  1. Susan Cartier Liebel

    The more we progress into the future, the further we reach back to our past. If the foundation is trust, can we be experiencing a renaissance of the gentleperson’s ‘handshake’? What a revolutionary thought.

  2. Excellent post, and something that we overlook at our peril.

    Ultimately this comes back to how we train our lawyers, and to some extent how we train our clients.

    I have just agreed a fee with a client on a not very complicated transaction, which took much longer than it should have done, and where my client asked for a greater degree of handholding than usual. I looked at the original estimate against the time on the clock (a large discrepancy but we had kept the client abreast of the time build). I then offered a price to the client, well below the time cost, but one I felt was reasonable and fair, and that I was happy with. I also told the client what the time was but made it clear that I was happy with my proposal. He wasn’t. He went back to his board and then made a counter offer, increasing the fee by 20% on my proposal. In his words, “We think that is a fair value for the work”.

    It is all down to trust.

    George

  3. A few of these proposals seem like champerty to me. Especially:

    To an oil major, we offered to match our fee proposal to the oil price, with a cap and collar to limit risk for both parties and to weight our fees to our client’s success.
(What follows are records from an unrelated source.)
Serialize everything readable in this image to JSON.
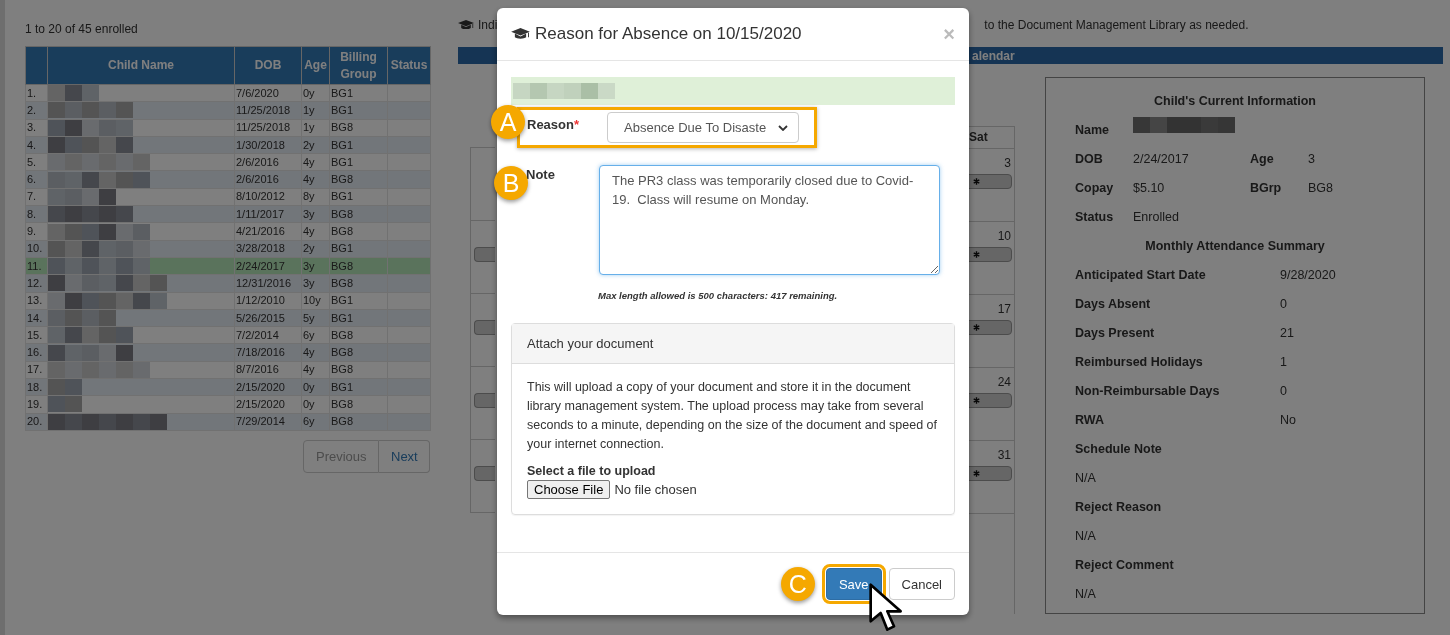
{
  "roster": {
    "summary": "1 to 20 of 45 enrolled",
    "columns": [
      "Child Name",
      "DOB",
      "Age",
      "Billing Group",
      "Status"
    ],
    "rows": [
      {
        "number": "1.",
        "dob": "7/6/2020",
        "age": "0y",
        "group": "BG1",
        "selected": false
      },
      {
        "number": "2.",
        "dob": "11/25/2018",
        "age": "1y",
        "group": "BG1",
        "selected": false
      },
      {
        "number": "3.",
        "dob": "11/25/2018",
        "age": "1y",
        "group": "BG8",
        "selected": false
      },
      {
        "number": "4.",
        "dob": "1/30/2018",
        "age": "2y",
        "group": "BG1",
        "selected": false
      },
      {
        "number": "5.",
        "dob": "2/6/2016",
        "age": "4y",
        "group": "BG1",
        "selected": false
      },
      {
        "number": "6.",
        "dob": "2/6/2016",
        "age": "4y",
        "group": "BG8",
        "selected": false
      },
      {
        "number": "7.",
        "dob": "8/10/2012",
        "age": "8y",
        "group": "BG1",
        "selected": false
      },
      {
        "number": "8.",
        "dob": "1/11/2017",
        "age": "3y",
        "group": "BG8",
        "selected": false
      },
      {
        "number": "9.",
        "dob": "4/21/2016",
        "age": "4y",
        "group": "BG8",
        "selected": false
      },
      {
        "number": "10.",
        "dob": "3/28/2018",
        "age": "2y",
        "group": "BG1",
        "selected": false
      },
      {
        "number": "11.",
        "dob": "2/24/2017",
        "age": "3y",
        "group": "BG8",
        "selected": true
      },
      {
        "number": "12.",
        "dob": "12/31/2016",
        "age": "3y",
        "group": "BG8",
        "selected": false
      },
      {
        "number": "13.",
        "dob": "1/12/2010",
        "age": "10y",
        "group": "BG1",
        "selected": false
      },
      {
        "number": "14.",
        "dob": "5/26/2015",
        "age": "5y",
        "group": "BG1",
        "selected": false
      },
      {
        "number": "15.",
        "dob": "7/2/2014",
        "age": "6y",
        "group": "BG8",
        "selected": false
      },
      {
        "number": "16.",
        "dob": "7/18/2016",
        "age": "4y",
        "group": "BG8",
        "selected": false
      },
      {
        "number": "17.",
        "dob": "8/7/2016",
        "age": "4y",
        "group": "BG8",
        "selected": false
      },
      {
        "number": "18.",
        "dob": "2/15/2020",
        "age": "0y",
        "group": "BG1",
        "selected": false
      },
      {
        "number": "19.",
        "dob": "2/15/2020",
        "age": "0y",
        "group": "BG8",
        "selected": false
      },
      {
        "number": "20.",
        "dob": "7/29/2014",
        "age": "6y",
        "group": "BG8",
        "selected": false
      }
    ],
    "pager": [
      "Previous",
      "Next"
    ]
  },
  "instructions": {
    "start": "Indi",
    "end": "to the Document Management Library as needed."
  },
  "calendar": {
    "title_fragment": "alendar",
    "day_header": "Sat",
    "weeks": [
      {
        "date": "3",
        "left_entry": false
      },
      {
        "date": "10",
        "left_entry": true
      },
      {
        "date": "17",
        "left_entry": true
      },
      {
        "date": "24",
        "left_entry": true
      },
      {
        "date": "31",
        "left_entry": true
      }
    ]
  },
  "child_info": {
    "title": "Child's Current Information",
    "name_label": "Name",
    "pairs": [
      {
        "label": "DOB",
        "value": "2/24/2017",
        "label2": "Age",
        "value2": "3"
      },
      {
        "label": "Copay",
        "value": "$5.10",
        "label2": "BGrp",
        "value2": "BG8"
      }
    ],
    "status": {
      "label": "Status",
      "value": "Enrolled"
    },
    "summary_title": "Monthly Attendance Summary",
    "summary": [
      {
        "label": "Anticipated Start Date",
        "value": "9/28/2020"
      },
      {
        "label": "Days Absent",
        "value": "0"
      },
      {
        "label": "Days Present",
        "value": "21"
      },
      {
        "label": "Reimbursed Holidays",
        "value": "1"
      },
      {
        "label": "Non-Reimbursable Days",
        "value": "0"
      },
      {
        "label": "RWA",
        "value": "No"
      }
    ],
    "notes": [
      {
        "label": "Schedule Note",
        "value": "N/A"
      },
      {
        "label": "Reject Reason",
        "value": "N/A"
      },
      {
        "label": "Reject Comment",
        "value": "N/A"
      }
    ]
  },
  "modal": {
    "title": "Reason for Absence on 10/15/2020",
    "close": "×",
    "reason": {
      "label": "Reason",
      "required_mark": "*",
      "value": "Absence Due To Disaste",
      "marker": "A"
    },
    "note": {
      "label": "Note",
      "value": "The PR3 class was temporarily closed due to Covid-19.  Class will resume on Monday.",
      "marker": "B"
    },
    "limit_text": "Max length allowed is 500 characters: 417 remaining.",
    "attachment": {
      "title": "Attach your document",
      "description": "This will upload a copy of your document and store it in the document library management system. The upload process may take from several seconds to a minute, depending on the size of the document and speed of your internet connection.",
      "file_label": "Select a file to upload",
      "button": "Choose File",
      "status": "No file chosen"
    },
    "buttons": [
      {
        "label": "Save",
        "kind": "primary",
        "highlighted": true,
        "marker": "C"
      },
      {
        "label": "Cancel",
        "kind": "default",
        "highlighted": false
      }
    ]
  }
}
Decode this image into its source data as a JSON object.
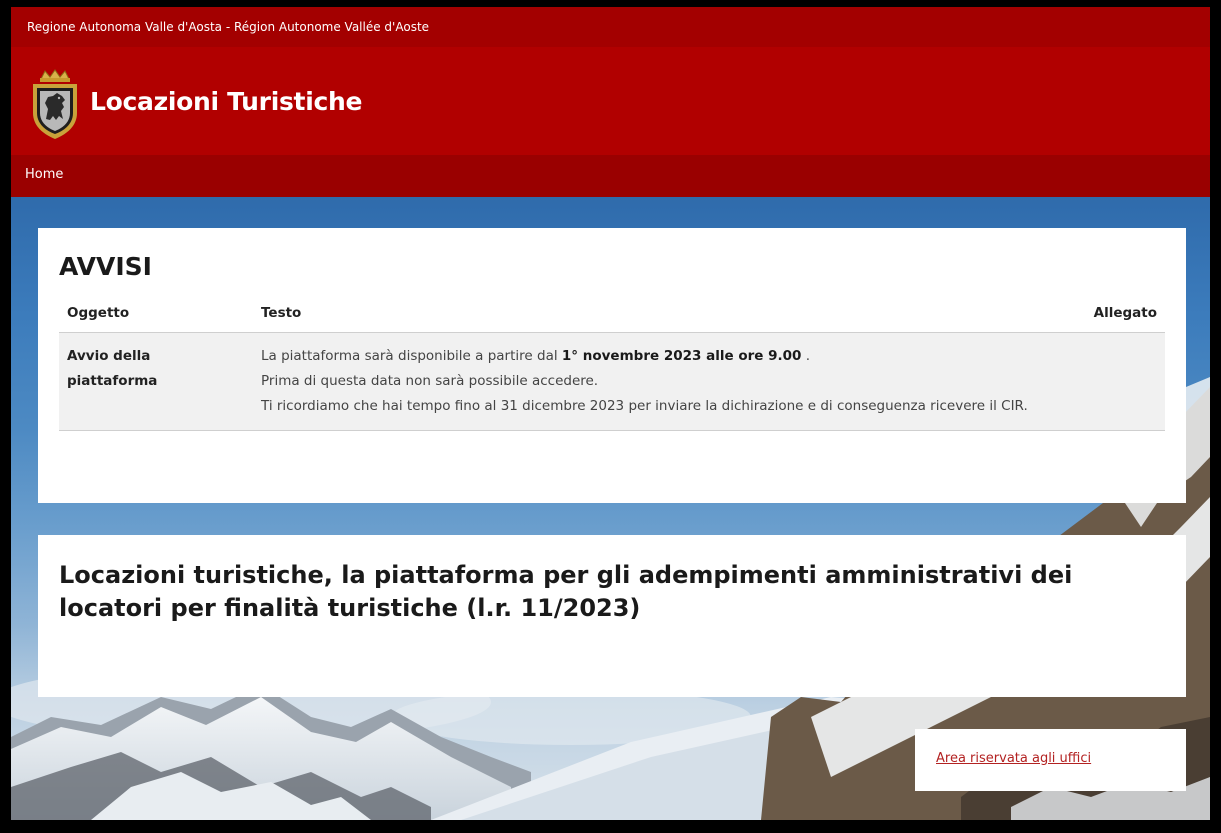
{
  "topbar": {
    "region": "Regione Autonoma Valle d'Aosta - Région Autonome Vallée d'Aoste"
  },
  "header": {
    "title": "Locazioni Turistiche",
    "crest_icon": "coat-of-arms-icon"
  },
  "nav": {
    "home": "Home"
  },
  "avvisi": {
    "title": "AVVISI",
    "columns": [
      "Oggetto",
      "Testo",
      "Allegato"
    ],
    "rows": [
      {
        "oggetto": "Avvio della piattaforma",
        "line1_pre": "La piattaforma sarà disponibile a partire dal",
        "line1_bold": "1° novembre 2023 alle ore 9.00",
        "line1_post": ".",
        "line2": "Prima di questa data non sarà possibile accedere.",
        "line3": "Ti ricordiamo che hai tempo fino al 31 dicembre 2023 per inviare la dichirazione e di conseguenza ricevere il CIR.",
        "allegato": ""
      }
    ]
  },
  "intro": {
    "title": "Locazioni turistiche, la piattaforma per gli adempimenti amministrativi dei locatori per finalità turistiche (l.r. 11/2023)"
  },
  "area": {
    "link": "Area riservata agli uffici"
  },
  "colors": {
    "topbar": "#a30000",
    "header": "#b10000",
    "navbar": "#9a0000",
    "link": "#b32222"
  }
}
    To a potential consumer products occupier, we offered a fixed fee proposal based on rent saved in relation to the successful exercise of tenants’ rights to determine leases of properties.

    Allowing such arrangements sets a dangerous precedent. Tying a lawyer’s fees to the business fortunes of a client is just another step in the horrible slide of the legal profession into a position as just another customer service industry.

    It is one thing to create contingency fee arrangements for those who could not otherwise afford legal services or to set a flat rate for services for a year or to bill per project rather than hourly. It is quite another thing to tie one’s own fortunes directly to the fortunes of a corporate client in litigation.